BEGIN
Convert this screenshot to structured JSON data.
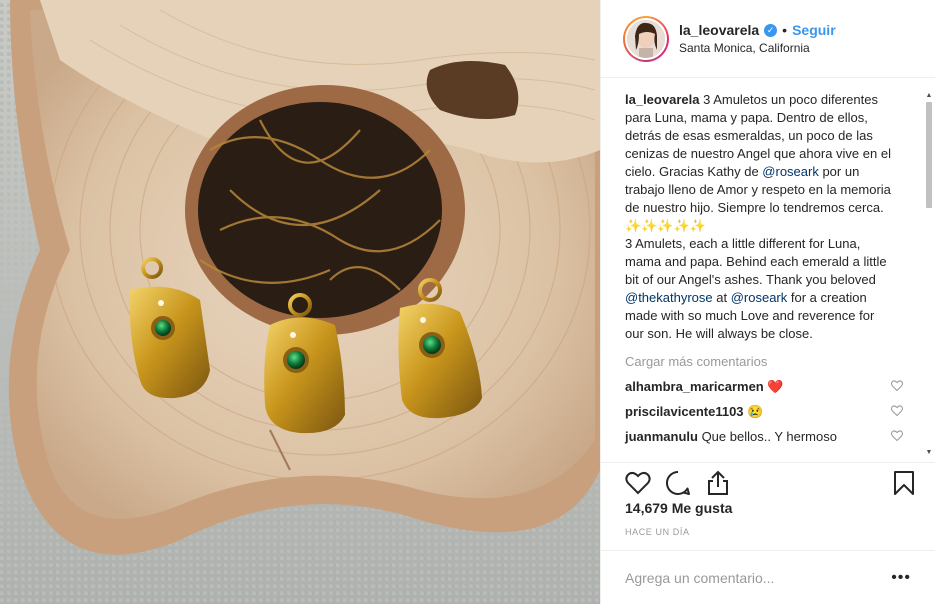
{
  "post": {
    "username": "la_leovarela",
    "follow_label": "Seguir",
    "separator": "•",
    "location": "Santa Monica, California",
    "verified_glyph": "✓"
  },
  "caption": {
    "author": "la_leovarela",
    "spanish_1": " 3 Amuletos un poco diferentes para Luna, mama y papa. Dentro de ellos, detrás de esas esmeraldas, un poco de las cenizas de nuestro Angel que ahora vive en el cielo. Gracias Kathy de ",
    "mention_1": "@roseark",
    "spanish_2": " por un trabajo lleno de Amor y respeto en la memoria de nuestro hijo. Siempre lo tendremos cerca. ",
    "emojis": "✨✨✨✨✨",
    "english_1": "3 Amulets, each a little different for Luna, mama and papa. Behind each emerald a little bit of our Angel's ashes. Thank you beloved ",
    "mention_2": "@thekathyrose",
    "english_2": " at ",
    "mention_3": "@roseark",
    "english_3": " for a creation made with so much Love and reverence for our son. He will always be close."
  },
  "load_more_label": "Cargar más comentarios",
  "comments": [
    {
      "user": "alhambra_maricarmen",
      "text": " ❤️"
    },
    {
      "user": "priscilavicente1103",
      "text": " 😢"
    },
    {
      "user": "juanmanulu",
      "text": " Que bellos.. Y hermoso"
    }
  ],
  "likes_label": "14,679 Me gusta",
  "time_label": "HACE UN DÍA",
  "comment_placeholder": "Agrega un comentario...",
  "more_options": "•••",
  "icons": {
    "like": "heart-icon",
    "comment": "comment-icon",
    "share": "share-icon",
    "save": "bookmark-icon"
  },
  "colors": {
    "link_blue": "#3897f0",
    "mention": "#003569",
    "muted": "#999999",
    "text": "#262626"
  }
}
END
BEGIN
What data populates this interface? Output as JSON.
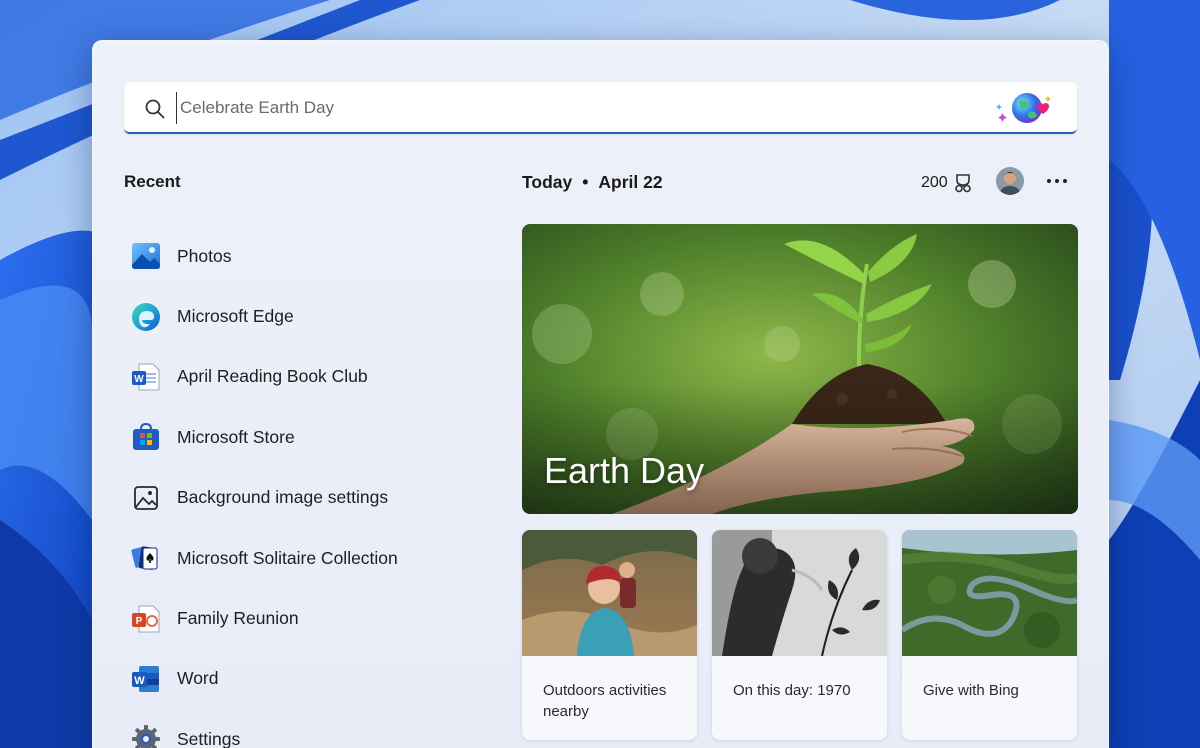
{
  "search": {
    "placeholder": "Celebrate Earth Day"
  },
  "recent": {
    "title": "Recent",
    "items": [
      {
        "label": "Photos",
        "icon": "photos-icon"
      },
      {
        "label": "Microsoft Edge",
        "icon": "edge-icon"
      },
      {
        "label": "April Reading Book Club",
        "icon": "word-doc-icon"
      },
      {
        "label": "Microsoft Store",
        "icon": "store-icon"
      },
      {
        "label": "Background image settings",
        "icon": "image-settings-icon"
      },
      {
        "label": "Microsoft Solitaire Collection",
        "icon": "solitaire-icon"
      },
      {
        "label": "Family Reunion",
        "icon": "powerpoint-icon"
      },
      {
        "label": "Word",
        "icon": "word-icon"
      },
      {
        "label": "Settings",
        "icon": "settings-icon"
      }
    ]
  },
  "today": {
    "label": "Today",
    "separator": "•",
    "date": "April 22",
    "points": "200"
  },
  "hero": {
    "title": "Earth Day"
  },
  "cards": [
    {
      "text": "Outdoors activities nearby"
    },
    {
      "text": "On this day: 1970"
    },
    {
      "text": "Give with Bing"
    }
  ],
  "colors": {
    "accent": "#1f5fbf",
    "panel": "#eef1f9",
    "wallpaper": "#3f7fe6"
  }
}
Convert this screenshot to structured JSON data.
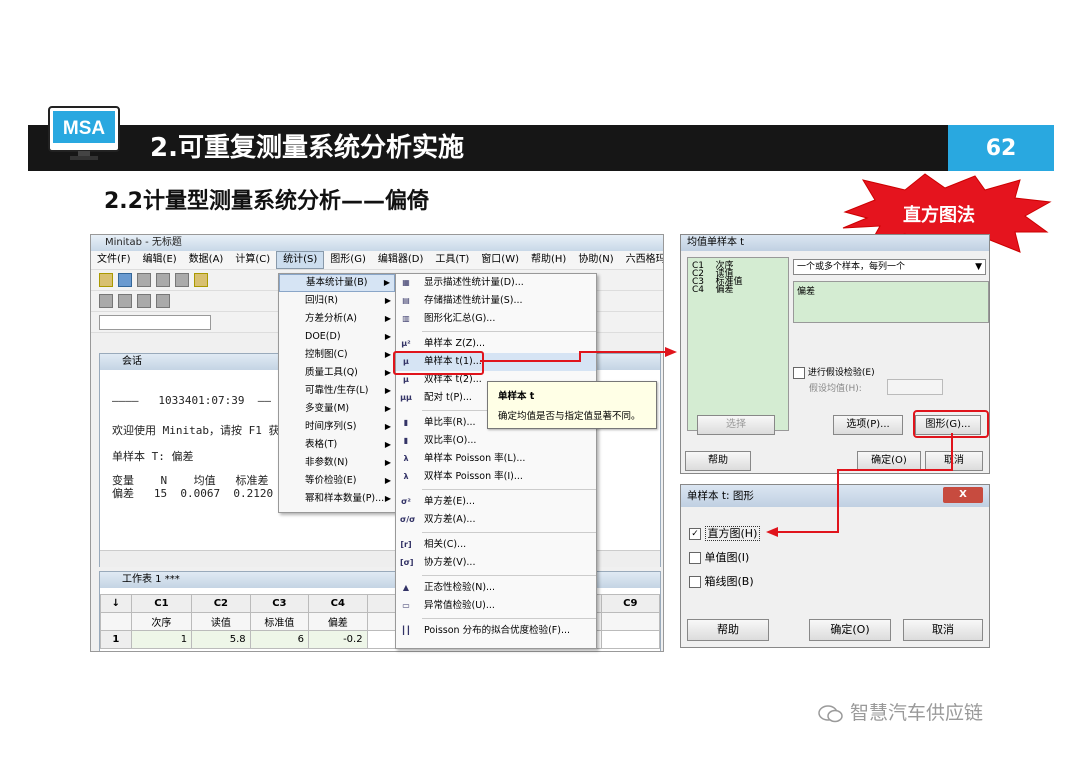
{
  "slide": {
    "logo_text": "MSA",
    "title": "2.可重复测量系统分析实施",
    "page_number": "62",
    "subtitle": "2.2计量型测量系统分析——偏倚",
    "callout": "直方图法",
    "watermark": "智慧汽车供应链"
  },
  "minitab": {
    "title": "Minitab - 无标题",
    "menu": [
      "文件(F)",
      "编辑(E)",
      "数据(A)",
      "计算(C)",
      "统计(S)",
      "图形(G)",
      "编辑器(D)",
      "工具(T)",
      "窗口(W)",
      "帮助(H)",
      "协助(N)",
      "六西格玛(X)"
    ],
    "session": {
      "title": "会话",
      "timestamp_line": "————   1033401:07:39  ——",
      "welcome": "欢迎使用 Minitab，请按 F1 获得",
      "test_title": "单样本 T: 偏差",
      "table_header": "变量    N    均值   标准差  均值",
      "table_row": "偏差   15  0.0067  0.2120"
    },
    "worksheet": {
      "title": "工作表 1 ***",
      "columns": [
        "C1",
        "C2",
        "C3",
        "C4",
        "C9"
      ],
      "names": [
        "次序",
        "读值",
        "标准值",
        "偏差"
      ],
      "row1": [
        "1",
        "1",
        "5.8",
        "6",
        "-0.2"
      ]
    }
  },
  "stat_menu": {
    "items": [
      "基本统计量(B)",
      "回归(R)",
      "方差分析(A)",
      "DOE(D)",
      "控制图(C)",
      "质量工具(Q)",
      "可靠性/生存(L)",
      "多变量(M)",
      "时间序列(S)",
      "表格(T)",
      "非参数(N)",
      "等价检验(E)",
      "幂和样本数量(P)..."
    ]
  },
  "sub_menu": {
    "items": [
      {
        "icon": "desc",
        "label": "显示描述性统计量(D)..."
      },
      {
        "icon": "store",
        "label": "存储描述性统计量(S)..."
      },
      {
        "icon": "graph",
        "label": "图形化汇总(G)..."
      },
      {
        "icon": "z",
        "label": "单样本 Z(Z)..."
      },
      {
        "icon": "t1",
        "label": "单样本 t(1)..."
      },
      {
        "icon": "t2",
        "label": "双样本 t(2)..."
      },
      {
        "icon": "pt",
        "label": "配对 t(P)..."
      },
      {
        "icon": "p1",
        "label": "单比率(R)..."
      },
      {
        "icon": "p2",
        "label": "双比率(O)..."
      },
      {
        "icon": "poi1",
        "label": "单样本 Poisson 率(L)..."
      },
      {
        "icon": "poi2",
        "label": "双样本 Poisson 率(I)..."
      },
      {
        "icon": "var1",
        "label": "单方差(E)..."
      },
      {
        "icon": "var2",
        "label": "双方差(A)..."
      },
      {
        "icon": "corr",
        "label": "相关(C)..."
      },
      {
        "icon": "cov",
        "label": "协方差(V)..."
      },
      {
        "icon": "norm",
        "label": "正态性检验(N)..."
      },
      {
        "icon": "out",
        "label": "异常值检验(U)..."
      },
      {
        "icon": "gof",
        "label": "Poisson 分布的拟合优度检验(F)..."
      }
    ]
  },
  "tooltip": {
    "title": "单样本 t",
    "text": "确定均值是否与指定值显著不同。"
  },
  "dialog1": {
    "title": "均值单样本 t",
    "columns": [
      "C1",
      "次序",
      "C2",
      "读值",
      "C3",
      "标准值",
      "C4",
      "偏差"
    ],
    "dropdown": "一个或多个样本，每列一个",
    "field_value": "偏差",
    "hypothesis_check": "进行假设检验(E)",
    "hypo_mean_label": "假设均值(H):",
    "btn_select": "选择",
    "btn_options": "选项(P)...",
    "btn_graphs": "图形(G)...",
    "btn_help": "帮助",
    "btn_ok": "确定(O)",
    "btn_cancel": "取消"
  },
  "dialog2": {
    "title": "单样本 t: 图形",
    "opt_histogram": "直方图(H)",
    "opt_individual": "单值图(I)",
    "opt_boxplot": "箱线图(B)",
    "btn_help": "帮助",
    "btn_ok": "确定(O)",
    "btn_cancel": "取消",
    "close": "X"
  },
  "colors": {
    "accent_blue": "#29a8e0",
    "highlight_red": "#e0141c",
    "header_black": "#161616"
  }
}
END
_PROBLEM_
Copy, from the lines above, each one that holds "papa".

_RESPONSE AREA_
    "spanish_1": " 3 Amuletos un poco diferentes para Luna, mama y papa. Dentro de ellos, detrás de esas esmeraldas, un poco de las cenizas de nuestro Angel que ahora vive en el cielo. Gracias Kathy de ",
    "english_1": "3 Amulets, each a little different for Luna, mama and papa. Behind each emerald a little bit of our Angel's ashes. Thank you beloved ",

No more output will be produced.